[App and web page records]
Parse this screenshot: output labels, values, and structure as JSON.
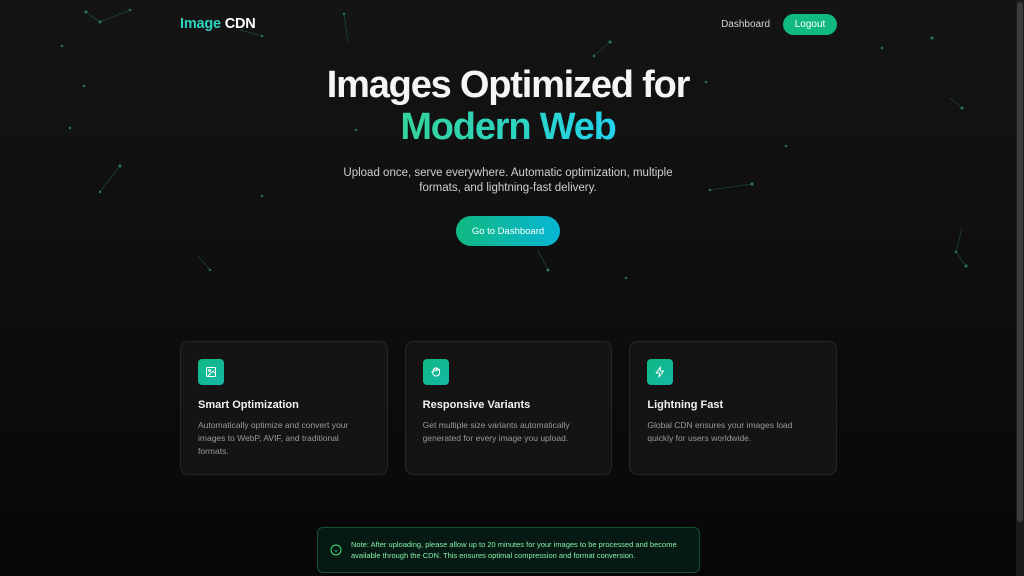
{
  "header": {
    "logo_primary": "Image",
    "logo_secondary": "CDN",
    "nav_dashboard": "Dashboard",
    "logout_label": "Logout"
  },
  "hero": {
    "title_line1": "Images Optimized for",
    "title_line2": "Modern Web",
    "subtitle": "Upload once, serve everywhere. Automatic optimization, multiple formats, and lightning-fast delivery.",
    "cta_label": "Go to Dashboard"
  },
  "features": [
    {
      "icon": "image-icon",
      "title": "Smart Optimization",
      "description": "Automatically optimize and convert your images to WebP, AVIF, and traditional formats."
    },
    {
      "icon": "hand-icon",
      "title": "Responsive Variants",
      "description": "Get multiple size variants automatically generated for every image you upload."
    },
    {
      "icon": "lightning-icon",
      "title": "Lightning Fast",
      "description": "Global CDN ensures your images load quickly for users worldwide."
    }
  ],
  "note": {
    "icon": "info-icon",
    "text": "Note: After uploading, please allow up to 20 minutes for your images to be processed and become available through the CDN. This ensures optimal compression and format conversion."
  },
  "colors": {
    "accent": "#10b981",
    "accent_cyan": "#06b6d4",
    "background": "#0f0f10",
    "note_text": "#86efac"
  }
}
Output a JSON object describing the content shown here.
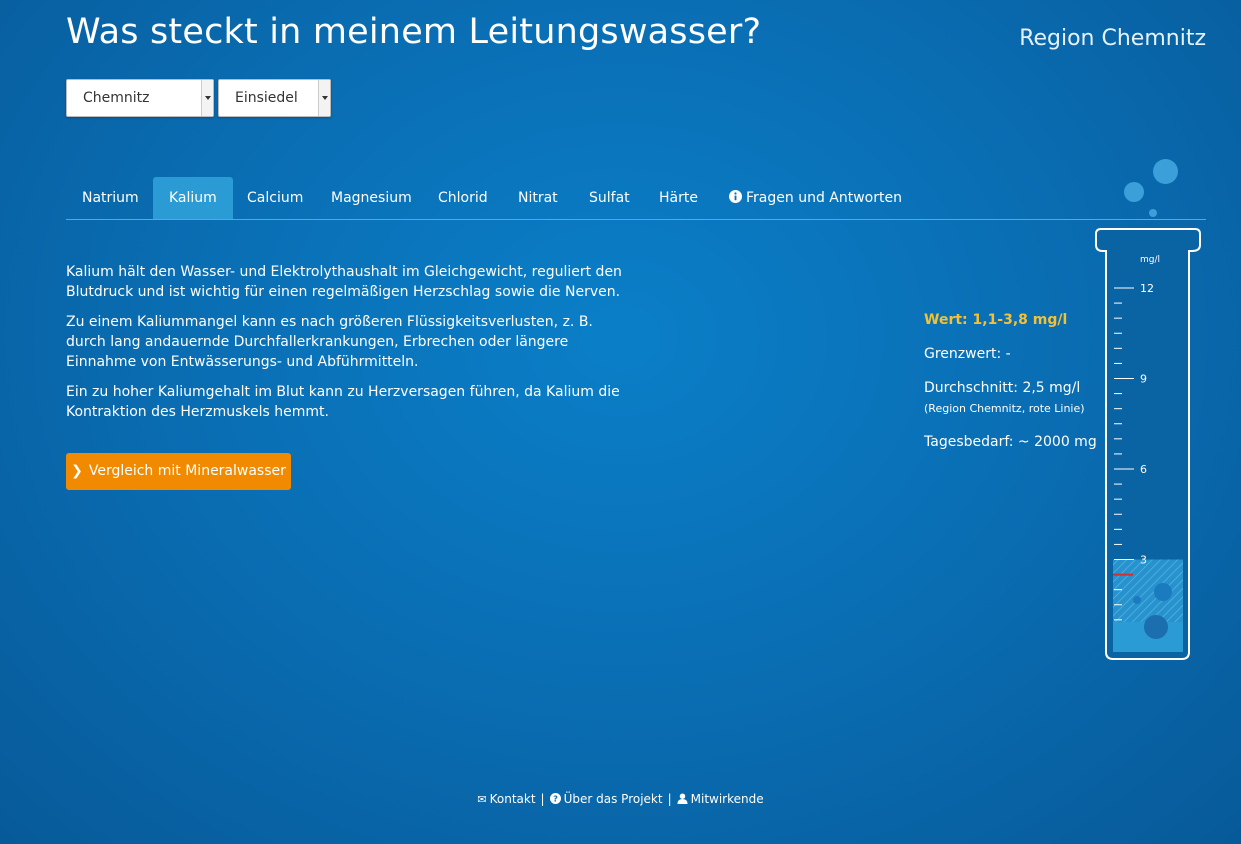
{
  "header": {
    "title": "Was steckt in meinem Leitungswasser?",
    "region": "Region Chemnitz"
  },
  "selects": {
    "city": "Chemnitz",
    "district": "Einsiedel"
  },
  "tabs": [
    {
      "label": "Natrium"
    },
    {
      "label": "Kalium"
    },
    {
      "label": "Calcium"
    },
    {
      "label": "Magnesium"
    },
    {
      "label": "Chlorid"
    },
    {
      "label": "Nitrat"
    },
    {
      "label": "Sulfat"
    },
    {
      "label": "Härte"
    },
    {
      "label": "Fragen und Antworten"
    }
  ],
  "active_tab": "Kalium",
  "description": {
    "p1": "Kalium hält den Wasser- und Elektrolythaushalt im Gleichgewicht, reguliert den Blutdruck und ist wichtig für einen regelmäßigen Herzschlag sowie die Nerven.",
    "p2": "Zu einem Kaliummangel kann es nach größeren Flüssigkeitsverlusten, z. B. durch lang andauernde Durchfallerkrankungen, Erbrechen oder längere Einnahme von Entwässerungs- und Abführmitteln.",
    "p3": "Ein zu hoher Kaliumgehalt im Blut kann zu Herzversagen führen, da Kalium die Kontraktion des Herzmuskels hemmt."
  },
  "compare_button": "Vergleich mit Mineralwasser",
  "stats": {
    "wert": "Wert: 1,1-3,8 mg/l",
    "grenzwert": "Grenzwert: -",
    "durchschnitt": "Durchschnitt: 2,5 mg/l",
    "durchschnitt_note": "(Region Chemnitz, rote Linie)",
    "tagesbedarf": "Tagesbedarf: ~ 2000 mg"
  },
  "tube": {
    "unit": "mg/l",
    "major_ticks": [
      "12",
      "9",
      "6",
      "3"
    ],
    "scale_max": 13.5,
    "fill_level_mgl": 3.0,
    "average_line_mgl": 2.5,
    "colors": {
      "water": "#2b9bd6",
      "average_line": "#d0302f",
      "outline": "#ffffff"
    }
  },
  "footer": {
    "kontakt": "Kontakt",
    "projekt": "Über das Projekt",
    "mitwirkende": "Mitwirkende",
    "separator": "|"
  },
  "colors": {
    "background": "#0a6fb5",
    "active_tab": "#2b9bd6",
    "accent_orange": "#f28a00",
    "wert_yellow": "#f6c033"
  }
}
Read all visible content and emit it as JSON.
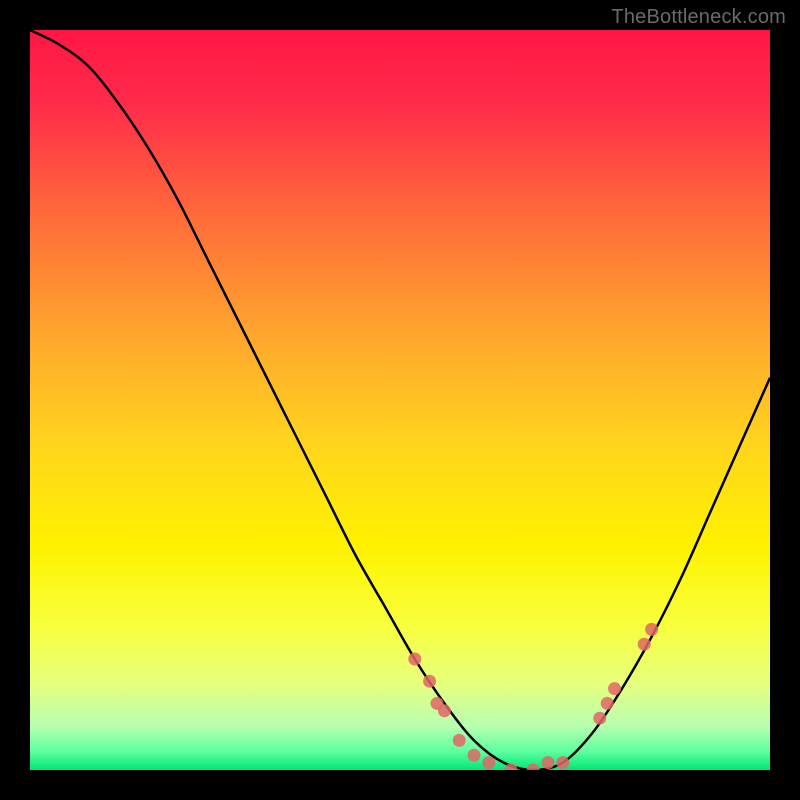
{
  "watermark": "TheBottleneck.com",
  "gradient": {
    "stops": [
      {
        "offset": 0.0,
        "color": "#ff1744"
      },
      {
        "offset": 0.1,
        "color": "#ff2b4a"
      },
      {
        "offset": 0.25,
        "color": "#ff6a3a"
      },
      {
        "offset": 0.4,
        "color": "#ffa22e"
      },
      {
        "offset": 0.55,
        "color": "#ffd21f"
      },
      {
        "offset": 0.7,
        "color": "#fff200"
      },
      {
        "offset": 0.8,
        "color": "#f8ff3a"
      },
      {
        "offset": 0.88,
        "color": "#e8ff7a"
      },
      {
        "offset": 0.94,
        "color": "#b8ffb0"
      },
      {
        "offset": 0.975,
        "color": "#5eff9e"
      },
      {
        "offset": 1.0,
        "color": "#00e676"
      }
    ]
  },
  "chart_data": {
    "type": "line",
    "title": "",
    "xlabel": "",
    "ylabel": "",
    "xlim": [
      0,
      100
    ],
    "ylim": [
      0,
      100
    ],
    "series": [
      {
        "name": "bottleneck-curve",
        "x": [
          0,
          4,
          8,
          12,
          16,
          20,
          24,
          28,
          32,
          36,
          40,
          44,
          48,
          52,
          56,
          60,
          64,
          68,
          72,
          76,
          80,
          84,
          88,
          92,
          96,
          100
        ],
        "y": [
          100,
          98,
          95,
          90,
          84,
          77,
          69,
          61,
          53,
          45,
          37,
          29,
          22,
          15,
          9,
          4,
          1,
          0,
          1,
          5,
          11,
          18,
          26,
          35,
          44,
          53
        ]
      }
    ],
    "scatter_points": {
      "name": "highlighted-points",
      "color": "#e06666",
      "points": [
        {
          "x": 52,
          "y": 15
        },
        {
          "x": 54,
          "y": 12
        },
        {
          "x": 55,
          "y": 9
        },
        {
          "x": 56,
          "y": 8
        },
        {
          "x": 58,
          "y": 4
        },
        {
          "x": 60,
          "y": 2
        },
        {
          "x": 62,
          "y": 1
        },
        {
          "x": 65,
          "y": 0
        },
        {
          "x": 68,
          "y": 0
        },
        {
          "x": 70,
          "y": 1
        },
        {
          "x": 72,
          "y": 1
        },
        {
          "x": 77,
          "y": 7
        },
        {
          "x": 78,
          "y": 9
        },
        {
          "x": 79,
          "y": 11
        },
        {
          "x": 83,
          "y": 17
        },
        {
          "x": 84,
          "y": 19
        }
      ]
    }
  }
}
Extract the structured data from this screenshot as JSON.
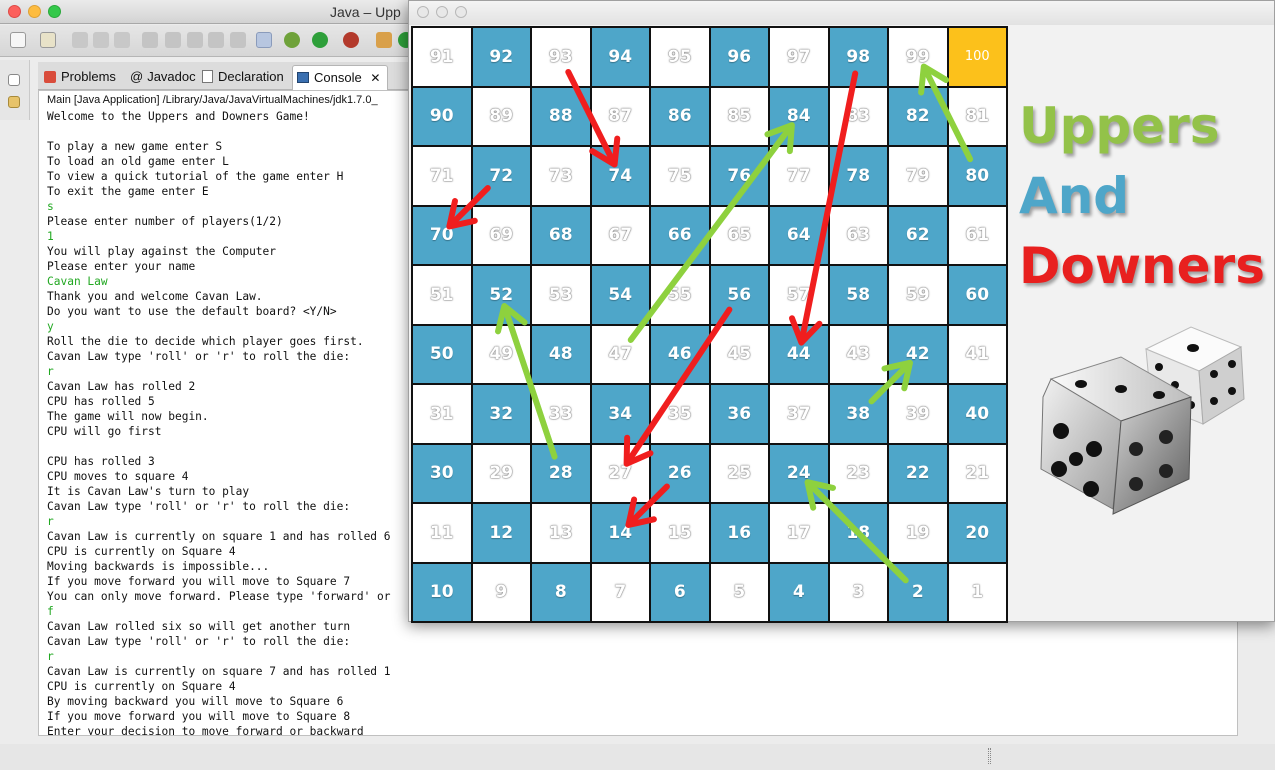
{
  "window": {
    "title": "Java – Upp"
  },
  "view_tabs": [
    {
      "label": "Problems"
    },
    {
      "label": "Javadoc"
    },
    {
      "label": "Declaration"
    },
    {
      "label": "Console"
    }
  ],
  "console": {
    "header": "Main [Java Application] /Library/Java/JavaVirtualMachines/jdk1.7.0_",
    "lines": [
      {
        "text": "Welcome to the Uppers and Downers Game!",
        "input": false
      },
      {
        "text": "",
        "input": false
      },
      {
        "text": "To play a new game enter S",
        "input": false
      },
      {
        "text": "To load an old game enter L",
        "input": false
      },
      {
        "text": "To view a quick tutorial of the game enter H",
        "input": false
      },
      {
        "text": "To exit the game enter E",
        "input": false
      },
      {
        "text": "s",
        "input": true
      },
      {
        "text": "Please enter number of players(1/2)",
        "input": false
      },
      {
        "text": "1",
        "input": true
      },
      {
        "text": "You will play against the Computer",
        "input": false
      },
      {
        "text": "Please enter your name",
        "input": false
      },
      {
        "text": "Cavan Law",
        "input": true
      },
      {
        "text": "Thank you and welcome Cavan Law.",
        "input": false
      },
      {
        "text": "Do you want to use the default board? <Y/N>",
        "input": false
      },
      {
        "text": "y",
        "input": true
      },
      {
        "text": "Roll the die to decide which player goes first.",
        "input": false
      },
      {
        "text": "Cavan Law type 'roll' or 'r' to roll the die:",
        "input": false
      },
      {
        "text": "r",
        "input": true
      },
      {
        "text": "Cavan Law has rolled 2",
        "input": false
      },
      {
        "text": "CPU has rolled 5",
        "input": false
      },
      {
        "text": "The game will now begin.",
        "input": false
      },
      {
        "text": "CPU will go first",
        "input": false
      },
      {
        "text": "",
        "input": false
      },
      {
        "text": "CPU has rolled 3",
        "input": false
      },
      {
        "text": "CPU moves to square 4",
        "input": false
      },
      {
        "text": "It is Cavan Law's turn to play",
        "input": false
      },
      {
        "text": "Cavan Law type 'roll' or 'r' to roll the die:",
        "input": false
      },
      {
        "text": "r",
        "input": true
      },
      {
        "text": "Cavan Law is currently on square 1 and has rolled 6",
        "input": false
      },
      {
        "text": "CPU is currently on Square 4",
        "input": false
      },
      {
        "text": "Moving backwards is impossible...",
        "input": false
      },
      {
        "text": "If you move forward you will move to Square 7",
        "input": false
      },
      {
        "text": "You can only move forward. Please type 'forward' or",
        "input": false
      },
      {
        "text": "f",
        "input": true
      },
      {
        "text": "Cavan Law rolled six so will get another turn",
        "input": false
      },
      {
        "text": "Cavan Law type 'roll' or 'r' to roll the die:",
        "input": false
      },
      {
        "text": "r",
        "input": true
      },
      {
        "text": "Cavan Law is currently on square 7 and has rolled 1",
        "input": false
      },
      {
        "text": "CPU is currently on Square 4",
        "input": false
      },
      {
        "text": "By moving backward you will move to Square 6",
        "input": false
      },
      {
        "text": "If you move forward you will move to Square 8",
        "input": false
      },
      {
        "text": "Enter your decision to move forward or backward",
        "input": false
      }
    ]
  },
  "game": {
    "logo": {
      "line1": "Uppers",
      "line2": "And",
      "line3": "Downers"
    },
    "colors": {
      "uppers": "#93c249",
      "and": "#4ea6c9",
      "downers": "#e8201f",
      "blue_square": "#4ea6c9",
      "finish_square": "#fcc11b",
      "up_arrow": "#8ed13e",
      "down_arrow": "#f01e1e"
    },
    "board": {
      "rows": [
        [
          91,
          92,
          93,
          94,
          95,
          96,
          97,
          98,
          99,
          100
        ],
        [
          90,
          89,
          88,
          87,
          86,
          85,
          84,
          83,
          82,
          81
        ],
        [
          71,
          72,
          73,
          74,
          75,
          76,
          77,
          78,
          79,
          80
        ],
        [
          70,
          69,
          68,
          67,
          66,
          65,
          64,
          63,
          62,
          61
        ],
        [
          51,
          52,
          53,
          54,
          55,
          56,
          57,
          58,
          59,
          60
        ],
        [
          50,
          49,
          48,
          47,
          46,
          45,
          44,
          43,
          42,
          41
        ],
        [
          31,
          32,
          33,
          34,
          35,
          36,
          37,
          38,
          39,
          40
        ],
        [
          30,
          29,
          28,
          27,
          26,
          25,
          24,
          23,
          22,
          21
        ],
        [
          11,
          12,
          13,
          14,
          15,
          16,
          17,
          18,
          19,
          20
        ],
        [
          10,
          9,
          8,
          7,
          6,
          5,
          4,
          3,
          2,
          1
        ]
      ],
      "uppers": [
        {
          "from": 28,
          "to": 52
        },
        {
          "from": 47,
          "to": 84
        },
        {
          "from": 80,
          "to": 99
        },
        {
          "from": 38,
          "to": 42
        },
        {
          "from": 2,
          "to": 24
        }
      ],
      "downers": [
        {
          "from": 93,
          "to": 74
        },
        {
          "from": 72,
          "to": 70
        },
        {
          "from": 98,
          "to": 44
        },
        {
          "from": 56,
          "to": 27
        },
        {
          "from": 26,
          "to": 14
        }
      ]
    }
  }
}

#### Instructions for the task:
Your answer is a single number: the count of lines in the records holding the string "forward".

#### Solution for this exercise:
4